Renovating your home can be stressful even under the best of circumstances. A contractor’s mistake can add to your frustration and cause unforeseen delays. There are several ways to address the situation, depending on the specifics.
Try to Resolve the Issue
If you believe a mistake was made, address it immediately with the person leading the team. Refer to the details in the contract describing how the work was supposed to be completed to support your position. Stay calm and be polite, but make it clear that the error is unacceptable and needs to be corrected.
If you believe it was an honest mistake and are confident that the team can fix it themselves, you can give them an opportunity to do so and set a deadline. There should be no additional cost to you. In some states, a homeowner who believes a contractor made a mistake and who doesn’t trust the company to fix it can hire a different contractor to correct mistakes made by the original contractor.
You should always make sure a contractor has adequate liability insurance coverage and is bonded before you sign a contract. Liability insurance and/or a bond can pay for damage caused by workers’ mistakes.
If the contractor is unwilling to fix the error or says it will take an unreasonable amount of time, you can withhold payment until repairs have been made. You may also decide to fire the company.
When to Seek Outside Help
If you believe the contractor is dishonest or performing substandard work, you can file a complaint with the body that licensed the company. Sometimes just threatening to file a complaint is enough to motivate contractors to fix their mistakes. You can also file a complaint with the Better Business Bureau.
Some states collect fees when contractors obtain licenses. That money goes into a fund to compensate homeowners who suffered damage due to contractors’ mistakes. Find out if your state has such a fund.
Home remodeling contracts sometimes contain a mandatory arbitration clause. In that case, you may be able to have the issue addressed without hiring an attorney.

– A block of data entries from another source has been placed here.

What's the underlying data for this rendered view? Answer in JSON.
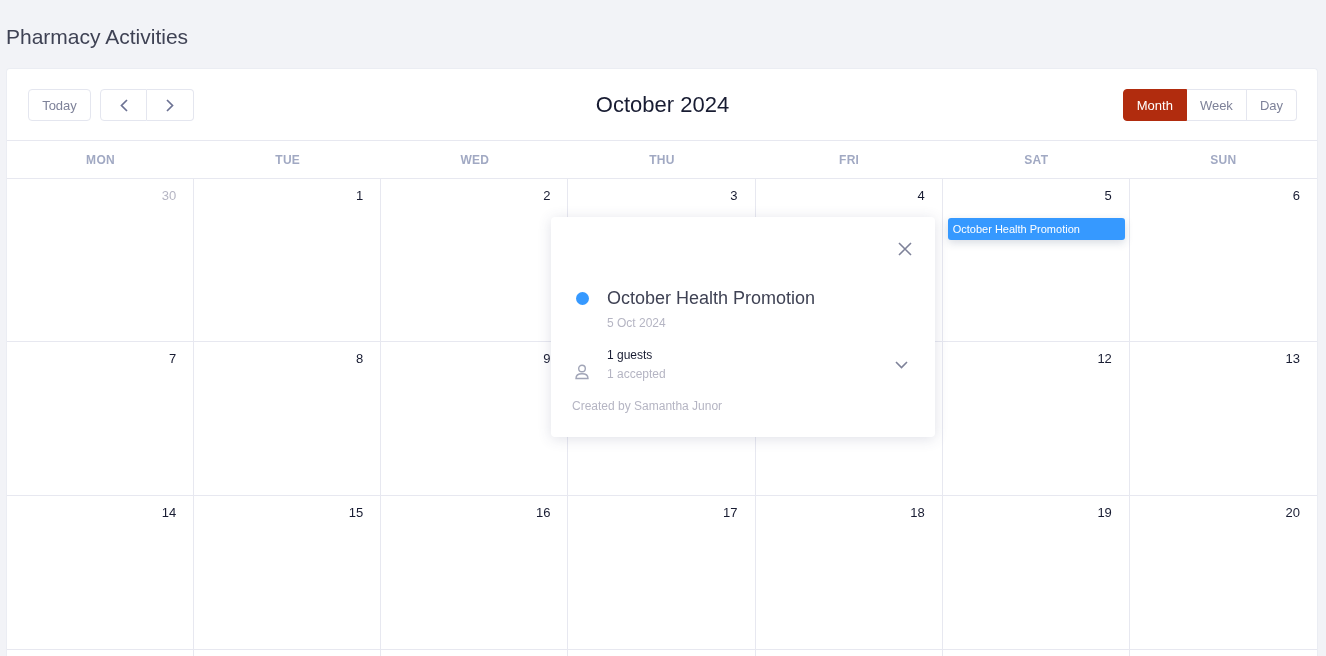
{
  "page": {
    "title": "Pharmacy Activities"
  },
  "toolbar": {
    "today_button": "Today",
    "month_title": "October 2024",
    "views": [
      {
        "label": "Month",
        "selected": true
      },
      {
        "label": "Week",
        "selected": false
      },
      {
        "label": "Day",
        "selected": false
      }
    ]
  },
  "weekdays": [
    "MON",
    "TUE",
    "WED",
    "THU",
    "FRI",
    "SAT",
    "SUN"
  ],
  "weeks": [
    {
      "mon": {
        "day": "30",
        "outside_month": true
      },
      "tue": {
        "day": "1",
        "outside_month": false
      },
      "wed": {
        "day": "2",
        "outside_month": false
      },
      "thu": {
        "day": "3",
        "outside_month": false
      },
      "fri": {
        "day": "4",
        "outside_month": false
      },
      "sat": {
        "day": "5",
        "outside_month": false,
        "events": [
          {
            "title": "October Health Promotion",
            "color": "#3699ff"
          }
        ]
      },
      "sun": {
        "day": "6",
        "outside_month": false
      }
    },
    {
      "mon": {
        "day": "7",
        "outside_month": false
      },
      "tue": {
        "day": "8",
        "outside_month": false
      },
      "wed": {
        "day": "9",
        "outside_month": false
      },
      "sat": {
        "day": "12",
        "outside_month": false
      },
      "sun": {
        "day": "13",
        "outside_month": false
      }
    },
    {
      "mon": {
        "day": "14",
        "outside_month": false
      },
      "tue": {
        "day": "15",
        "outside_month": false
      },
      "wed": {
        "day": "16",
        "outside_month": false
      },
      "thu": {
        "day": "17",
        "outside_month": false
      },
      "fri": {
        "day": "18",
        "outside_month": false
      },
      "sat": {
        "day": "19",
        "outside_month": false
      },
      "sun": {
        "day": "20",
        "outside_month": false
      }
    }
  ],
  "popover": {
    "title": "October Health Promotion",
    "color": "#3699ff",
    "date": "5 Oct 2024",
    "guests": "1 guests",
    "accepted": "1 accepted",
    "created_by": "Created by Samantha Junor"
  }
}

You might also consider suing the contractor in small claims court. Limits on dollar amounts for small claims cases vary by state. If your damages fall below that threshold, you can sue the contractor yourself. For a case with a larger financial loss, you may need to hire an attorney. The contractor might be willing to agree to a settlement to avoid a lawsuit.
Choose the Best Solution for Your Case
Sometimes contractors make honest mistakes, but in other cases, they cut corners and take advantage of people who placed their trust in them. If you believe a contractor made an error, understand all your options and seek professional advice.